What to see on Open Evenings

Please note: the list of Open Evening Dates for 2018 is on the Open Evenings page.
What to see on Saturday 20th January 2018
T6.30pm - 11pm

The Sun will have already set at 4.28pm and the end of Astronomical Twilight is 6.27pm so by the time the Centre opens at 6.30pm it will be completely dark. The phase of the Moon is 3 days after NEW MOON and it will already have risen at 9.34am and will not be setting until 8.09pm so will just be visible at the start of the evening.

To see the sky chart for the 20th January visit Heavens Above. You will need to alter the times and dates in the boxes below the current chart to find out what is in the night sky on the dates of the open evening.

Uranus will be visible throughout the evening. It is in the CONSTELLATION of Pisces and does not set until about midnight. At a MAGNITUDE of 5.9 you should technically be able to see it with the unaided eye. However, it needs to be extremely dark, extremely clear, the seeing conditions need to be very still and you also need extremely good eyesight so the chances of seeing it without a telescope are pretty slim! It is a long way away so dont be disappointed if you see it as a very small object. Look again it is a definite disc and don't forget the reason why you see it is because it is reflecting the Sun's light and the Sun is an average 1,784 million miles from Uranus.

With no Moon towards the end of the evening, the sky will be very dark making it easier to see deeper sky objects. A winter favourite is the ORION NEBULA, which is fabulous to look at. The ANDROMEDA GALAXY may also be visible but it is heading towards the western horizon so earlier evening is better for this enormous galaxy.

Objects to look out for without having to use a telescope include the Pleiades cluster in Taurus, which will be nice and high in the night sky. This is a beautiful knot of stars also known as the 7 sisters. On a very clear evening and with good eyesight you should be able to spot about 7 of the hundreds of stars in this OPEN CLUSTER. The Pleiades cluster is far too big to look at through the telescopes and it is better to view it through a pair of binoculars.

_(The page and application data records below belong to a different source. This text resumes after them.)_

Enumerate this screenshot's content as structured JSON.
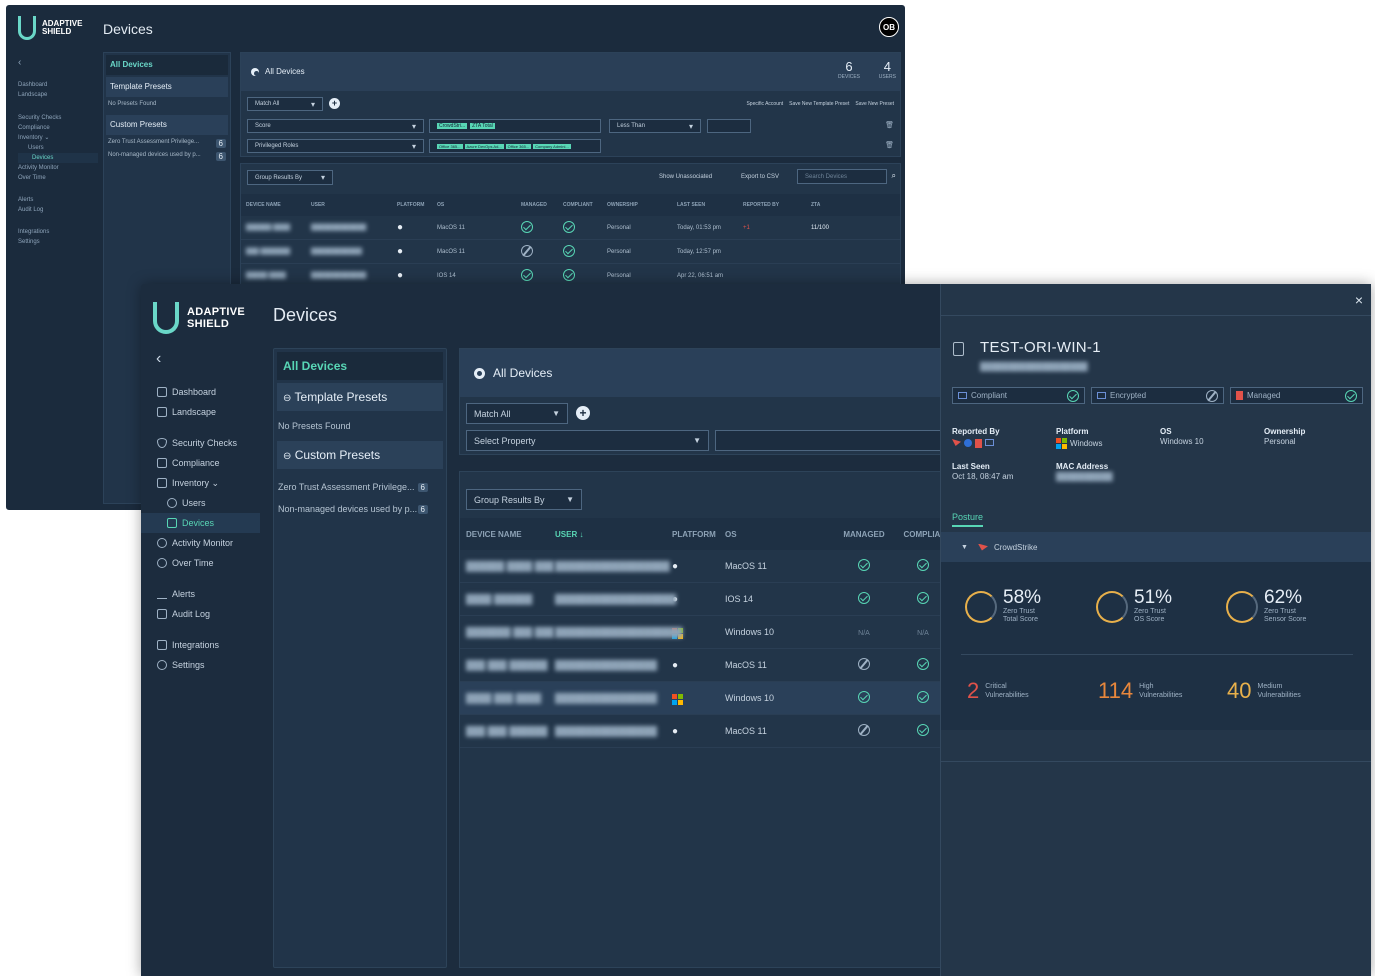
{
  "back": {
    "brand": [
      "ADAPTIVE",
      "SHIELD"
    ],
    "title": "Devices",
    "avatar": "OB",
    "nav": [
      "Dashboard",
      "Landscape",
      "Security Checks",
      "Compliance",
      "Inventory ⌄",
      "Users",
      "Devices",
      "Activity Monitor",
      "Over Time",
      "Alerts",
      "Audit Log",
      "Integrations",
      "Settings"
    ],
    "panel": {
      "all": "All Devices",
      "template": "Template Presets",
      "no_presets": "No Presets Found",
      "custom": "Custom Presets",
      "preset1": "Zero Trust Assessment Privilege...",
      "preset2": "Non-managed devices used by p...",
      "count": "6"
    },
    "main": {
      "title": "All Devices",
      "devices_count": "6",
      "devices_label": "DEVICES",
      "users_count": "4",
      "users_label": "USERS",
      "match": "Match All",
      "specific": "Specific Account",
      "save_template": "Save New Template Preset",
      "save_preset": "Save New Preset",
      "f1": "Score",
      "f2": "Privileged Roles",
      "op": "Less Than",
      "chips1": [
        "CrowdStri...",
        "ZTA Total"
      ],
      "chips2": [
        "Office 365...",
        "Azure DevOps Ad...",
        "Office 365...",
        "Company Admini..."
      ]
    },
    "table": {
      "group": "Group Results By",
      "show": "Show Unassociated",
      "export": "Export to CSV",
      "search": "Search Devices",
      "headers": [
        "DEVICE NAME",
        "USER",
        "PLATFORM",
        "OS",
        "MANAGED",
        "COMPLIANT",
        "OWNERSHIP",
        "LAST SEEN",
        "REPORTED BY",
        "ZTA"
      ],
      "rows": [
        {
          "os": "MacOS 11",
          "owner": "Personal",
          "seen": "Today, 01:53 pm",
          "zta": "11/100",
          "more": "+1"
        },
        {
          "os": "MacOS 11",
          "owner": "Personal",
          "seen": "Today, 12:57 pm"
        },
        {
          "os": "IOS 14",
          "owner": "Personal",
          "seen": "Apr 22, 06:51 am"
        }
      ]
    }
  },
  "front": {
    "brand": [
      "ADAPTIVE",
      "SHIELD"
    ],
    "title": "Devices",
    "back_icon": "chevron-left-icon",
    "nav": {
      "dashboard": "Dashboard",
      "landscape": "Landscape",
      "security": "Security Checks",
      "compliance": "Compliance",
      "inventory": "Inventory ⌄",
      "users": "Users",
      "devices": "Devices",
      "activity": "Activity Monitor",
      "overtime": "Over Time",
      "alerts": "Alerts",
      "audit": "Audit Log",
      "integrations": "Integrations",
      "settings": "Settings"
    },
    "panel": {
      "all": "All Devices",
      "template": "Template Presets",
      "no_presets": "No Presets Found",
      "custom": "Custom Presets",
      "preset1": "Zero Trust Assessment Privilege...",
      "preset1_count": "6",
      "preset2": "Non-managed devices used by p...",
      "preset2_count": "6"
    },
    "main": {
      "title": "All Devices",
      "match": "Match All",
      "property": "Select Property"
    },
    "table": {
      "group": "Group Results By",
      "headers": {
        "device": "DEVICE NAME",
        "user": "USER ↓",
        "platform": "PLATFORM",
        "os": "OS",
        "managed": "MANAGED",
        "compliant": "COMPLIAI"
      },
      "rows": [
        {
          "os": "MacOS 11",
          "platform": "apple",
          "managed": "yes",
          "compliant": "yes"
        },
        {
          "os": "IOS 14",
          "platform": "apple",
          "managed": "yes",
          "compliant": "yes"
        },
        {
          "os": "Windows 10",
          "platform": "windows",
          "managed": "N/A",
          "compliant": "N/A"
        },
        {
          "os": "MacOS 11",
          "platform": "apple",
          "managed": "no",
          "compliant": "yes"
        },
        {
          "os": "Windows 10",
          "platform": "windows",
          "managed": "yes",
          "compliant": "yes"
        },
        {
          "os": "MacOS 11",
          "platform": "apple",
          "managed": "no",
          "compliant": "yes"
        }
      ]
    },
    "detail": {
      "close": "×",
      "device_name": "TEST-ORI-WIN-1",
      "chips": {
        "compliant": "Compliant",
        "encrypted": "Encrypted",
        "managed": "Managed"
      },
      "reported_by_label": "Reported By",
      "platform_label": "Platform",
      "platform_value": "Windows",
      "os_label": "OS",
      "os_value": "Windows 10",
      "ownership_label": "Ownership",
      "ownership_value": "Personal",
      "last_seen_label": "Last Seen",
      "last_seen_value": "Oct 18, 08:47 am",
      "mac_label": "MAC Address",
      "posture_tab": "Posture",
      "source": "CrowdStrike",
      "scores": [
        {
          "pct": "58%",
          "l1": "Zero Trust",
          "l2": "Total Score"
        },
        {
          "pct": "51%",
          "l1": "Zero Trust",
          "l2": "OS Score"
        },
        {
          "pct": "62%",
          "l1": "Zero Trust",
          "l2": "Sensor Score"
        }
      ],
      "vulns": [
        {
          "n": "2",
          "l1": "Critical",
          "l2": "Vulnerabilities",
          "color": "#e0524a"
        },
        {
          "n": "114",
          "l1": "High",
          "l2": "Vulnerabilities",
          "color": "#e8873c"
        },
        {
          "n": "40",
          "l1": "Medium",
          "l2": "Vulnerabilities",
          "color": "#e8b04b"
        }
      ]
    }
  },
  "colors": {
    "accent": "#58d6b5",
    "bg": "#1c2c3e",
    "panel": "#223549"
  }
}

Another object to look out for with binoculars is the double cluster in the CONSTELLATION of Perseus.
What to see on Saturday 8th December 2018 'Christmas around the Moon'
6.30pm-11pm

The Sun will already have set at 3.51pm and ASTRONOMICAL TWILIGHT ends at 5.54pm so it will be completely dark when the Centre re-opens at 6.30pm. The phase of the Moon is 1 day after NEW MOON and will already have set at 5.04pm before the Centre re-opens for the evening making it very dark all night. You may be wondering if we cannot see the Moon why are we calling this evening Christmas around the Moon? It was 50 years ago this month that Apollo 8 went up into space and orbited the Moon so we could not let that anniversary pass us by! 

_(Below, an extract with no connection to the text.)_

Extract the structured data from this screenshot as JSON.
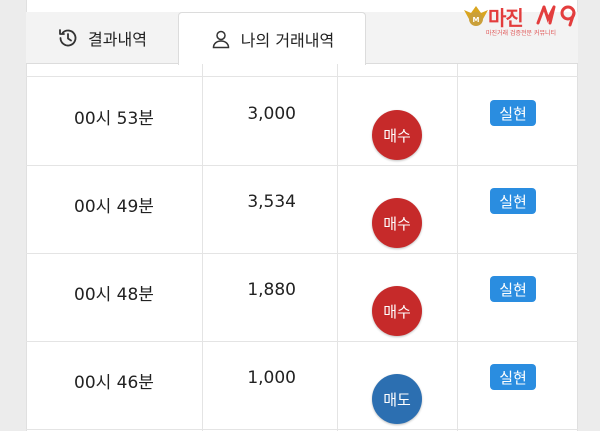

Apollo 8 was the second manned spaceflight mission. Launched on December 21, 1968, it became the first manned spacecraft to leave the Earth's orbit, reach the Earth's Moon, orbit it and return safely to Earth. 

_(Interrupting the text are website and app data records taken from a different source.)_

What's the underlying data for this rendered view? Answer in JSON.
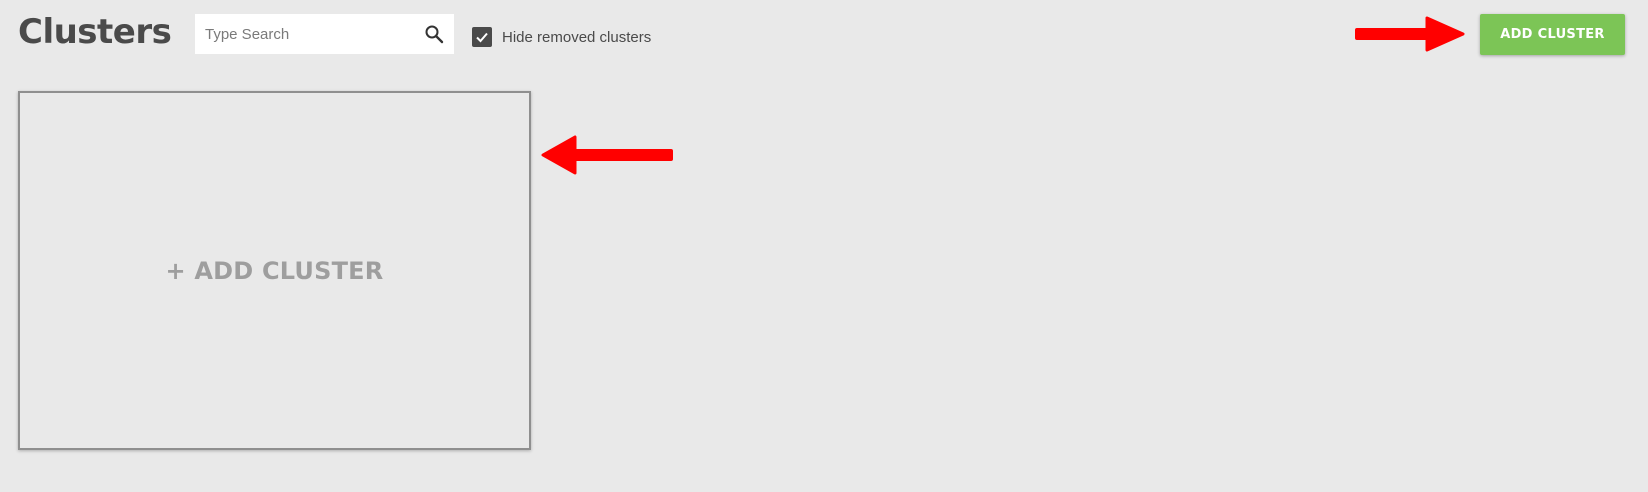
{
  "header": {
    "title": "Clusters",
    "search": {
      "placeholder": "Type Search",
      "value": "",
      "icon": "search-icon"
    },
    "hide_removed": {
      "label": "Hide removed clusters",
      "checked": true,
      "icon": "checkmark-icon"
    },
    "add_button_label": "ADD CLUSTER"
  },
  "main": {
    "add_card_label": "+ ADD CLUSTER"
  },
  "colors": {
    "background": "#e9e9e9",
    "accent_green": "#7cc556",
    "annotation_red": "#ff0000",
    "title_text": "#4a4a4a",
    "card_label": "#9e9e9e"
  }
}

To see the sky charts for the 8th December visit Heavens Above. You will need to alter the times and dates in the boxes below the current chart to find out what is in the night sky on the dates of the open evenings.

Uranus and Neptune will already have risen and may be located during the course of the evening along with deeper sky objects which are much easier to see when there is no Moon. These include the ANDROMEDA GALAXY and some ineresting double stars. As we descend into winter you will see the CONSTELLATION of Orion appearing over the eastern horizon and it will be high enough in the sky to view the beautiful ORION NEBULA. Lovely to look at through binoculars but stunning through a telescope!

Objects to look out for without having to use a telescope include the Pleiades cluster in Taurus, which should be nice and high in the night sky. This is a beautiful knot of stars also known as the 7 sisters. On a very clear evening and with good eyesight you should be able to spot about 7 of the hundreds of stars in this OPEN CLUSTER. The Pleiades cluster is far too big to look at through the telescopes and it is better to view it through a pair of binoculars. Another object to look out for with binoculars is the double cluster in the CONSTELLATION of Perseus. 

You should also watch for shooting stars, the fleeting bright streaks of light left behind as meteors enter the Earth's atmosphere. The 8th December is a few days before the peak activity of the Geminids METEOR SHOWER but still falls on the edge of the normal limits of activity which is 8th - 17th December. The Geminids occur as the Earth passes through the debris left behind by the ASTEROID 3200 PHAETON and the radiant, where the meteors appear to come from is in the CONSTELLATION Gemini (see below; image courtesy of stardate.org). These meteors are slow moving with a good proportion of bright events. There are usually about 100 per hour at the peak. You need to look towards the CONSTELLATION Gemini in the east to try and spot these shooting stars and with no Moon to spoil the party spotting them is very favourable this year. This is the richest of all the annual showers.